“A major part of the theme for my grant was growing well, which we applied to both the church and my health,” said Mr. Chidester, 54, who underwent a liver transplant in 1989.
“We designed the program to do things that would strengthen parts of my professional and personal life, and in terms of the church, to empower the laity of the congregation,” he said.
The Indianapolis-based Lilly Endowment, Inc., awarded $4.5 million in grants to 117 U.S. congregations as part of its fifth annual National Clergy Renewal Program.
Mr. Chidester said a letter of notification, mailed in October, sat unopened for weeks in the Erie Street church s office.
“It was kind of funny,” he said. “It was addressed to the church moderator, so the secretary put it in his mail slot and the letter wasn t opened until a Sunday morning in early December. It was very exciting to get the news.”
The nationwide grants, ranging from $11,000 to $45,000, are awarded to congregations, not individual pastors. The program aims to give pastors a break from their demanding jobs and, as a consequence, let the ministers personal renewal breathe new life into congregations.
“Many people do not realize how intense a pastor s life can be,” said Craig Dykstra, the endowment s vice president for religion. “He or she fills many roles - preacher and worship leader, confidant, friend, counselor, spiritual guide, personnel director, community leader, fund-raiser - that can become overwhelming.
“These sabbaticals are intended to be planned, focused times away that will help them renew their spirits and energy so they can return to the church reinvigorated mentally and physically.”
Mr. Chidester, a Yale Divinity School graduate who was ordained in 1974, has been pastor of Sylvania UCC for about 18 years. The church has an average Sunday morning attendance of about 200 and, in addition to Mr. Chidester, has a part-time assistant pastor.

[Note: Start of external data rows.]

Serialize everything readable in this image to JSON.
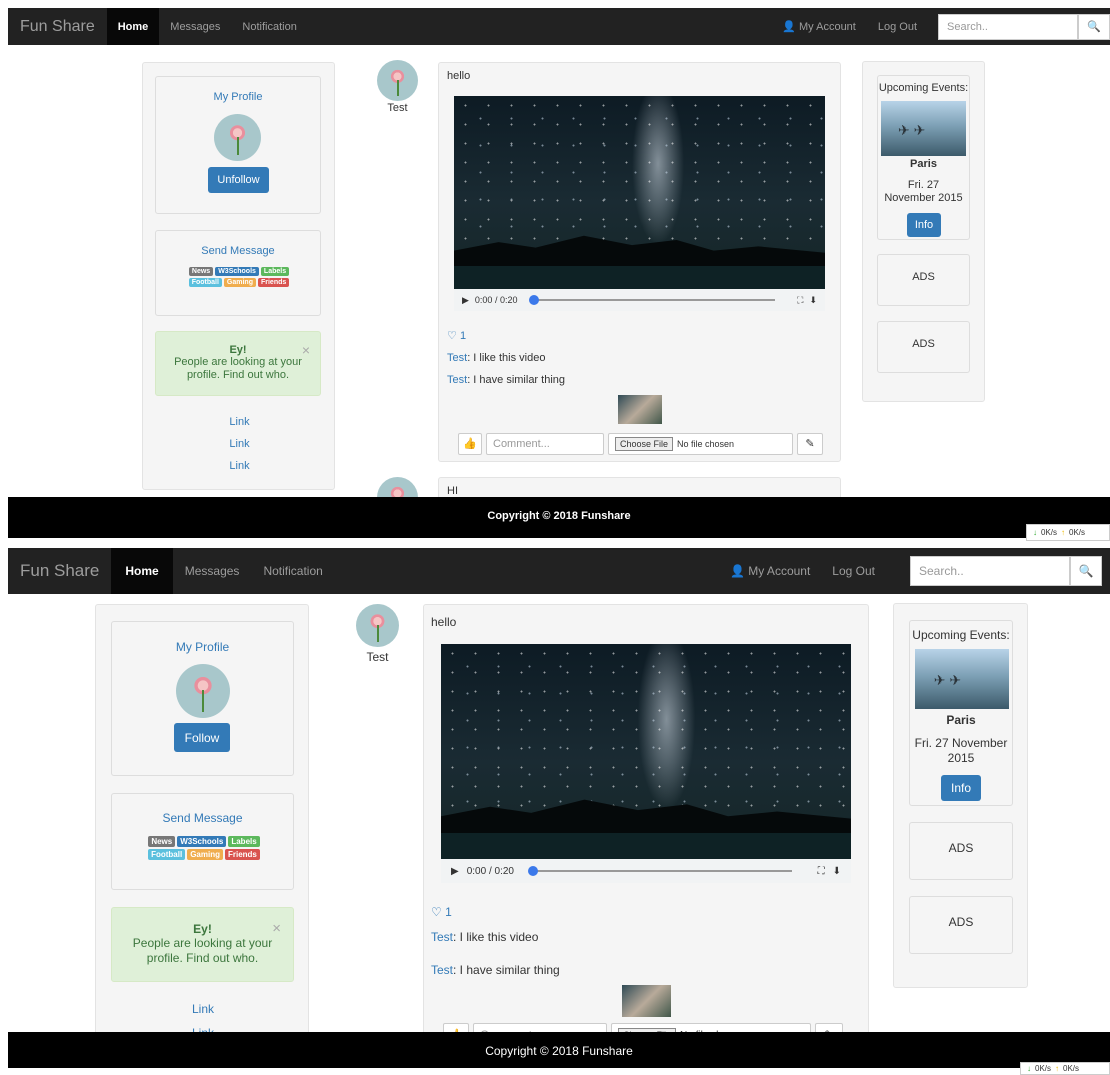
{
  "nav": {
    "brand": "Fun Share",
    "home": "Home",
    "messages": "Messages",
    "notification": "Notification",
    "account": "My Account",
    "logout": "Log Out",
    "search_placeholder": "Search.."
  },
  "shot_a": {
    "profile": {
      "title": "My Profile",
      "button": "Unfollow"
    },
    "links": [
      "Link",
      "Link",
      "Link"
    ],
    "next_post_text": "HI"
  },
  "shot_b": {
    "profile": {
      "title": "My Profile",
      "button": "Follow"
    },
    "links": [
      "Link",
      "Link"
    ]
  },
  "send_message": "Send Message",
  "labels": [
    {
      "text": "News",
      "color": "#777777"
    },
    {
      "text": "W3Schools",
      "color": "#337ab7"
    },
    {
      "text": "Labels",
      "color": "#5cb85c"
    },
    {
      "text": "Football",
      "color": "#5bc0de"
    },
    {
      "text": "Gaming",
      "color": "#f0ad4e"
    },
    {
      "text": "Friends",
      "color": "#d9534f"
    }
  ],
  "alert": {
    "title": "Ey!",
    "body": "People are looking at your profile. Find out who.",
    "close": "×"
  },
  "post": {
    "author": "Test",
    "text": "hello",
    "video_time": "0:00 / 0:20",
    "likes": "1",
    "comments": [
      {
        "user": "Test",
        "text": ": I like this video"
      },
      {
        "user": "Test",
        "text": ": I have similar thing"
      }
    ],
    "comment_placeholder": "Comment...",
    "choose_file": "Choose File",
    "no_file": "No file chosen"
  },
  "events": {
    "title": "Upcoming Events:",
    "city": "Paris",
    "date": "Fri. 27 November 2015",
    "button": "Info"
  },
  "ads": [
    "ADS",
    "ADS"
  ],
  "footer": "Copyright © 2018 Funshare",
  "speed": {
    "down": "0K/s",
    "up": "0K/s"
  },
  "colors": {
    "navbar": "#222222",
    "primary": "#337ab7",
    "alert_bg": "#dff0d8"
  }
}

The son of a United Church of Christ minister, Mr. Chidester said entering the ministry “was the last thing I was going to do.”
But after enrolling at Yale, he said, “I began to feel that I could minister in ways that reflected what I believed and what I thought a ministry should be about.
“And when God calls, you listen. Sometimes he lets us take some time, but eventually he gets us.”
Mr. Chidester said the Lilly Endowment grant will enable him to take his first sabbatical in nearly 30 years of ministry.
He plans to use some of the funds to pay for spiritual growth conferences and seminars for himself and for members of his congregation. The church has already hired a consultant to determine the congregation s strengths and weaknesses, he said.
He also plans to take time off and spend it with his wife and two grown children, including participating in a family tennis camp, taking a trip to Europe, and possibly visiting Turkey - a nation with a rich religious heritage but politically troubled of late.
“This grant really makes happen something that congregations just have trouble setting aside the funds for. It s really a wonderful opportunity,” Mr. Chidester said.
He said he was persuaded to apply by a member of his congregation after The Blade published an article last year about two northwest Ohio ministers, the Rev. Dan Fothergill and the Rev. Lenore Kure, who won clergy-renewal grants.
The Lilly Endowment this year awarded grants to congregations representing 16 denominations in 33 states and the District of Columbia, in churches ranging from 51 to 5,800 members.
Information on the National Clergy Renewal Program is available from the Lilly Endowment, Inc., 317-916-7302, or online at wwww.clergyrenewal.org.
- DAVID YONKE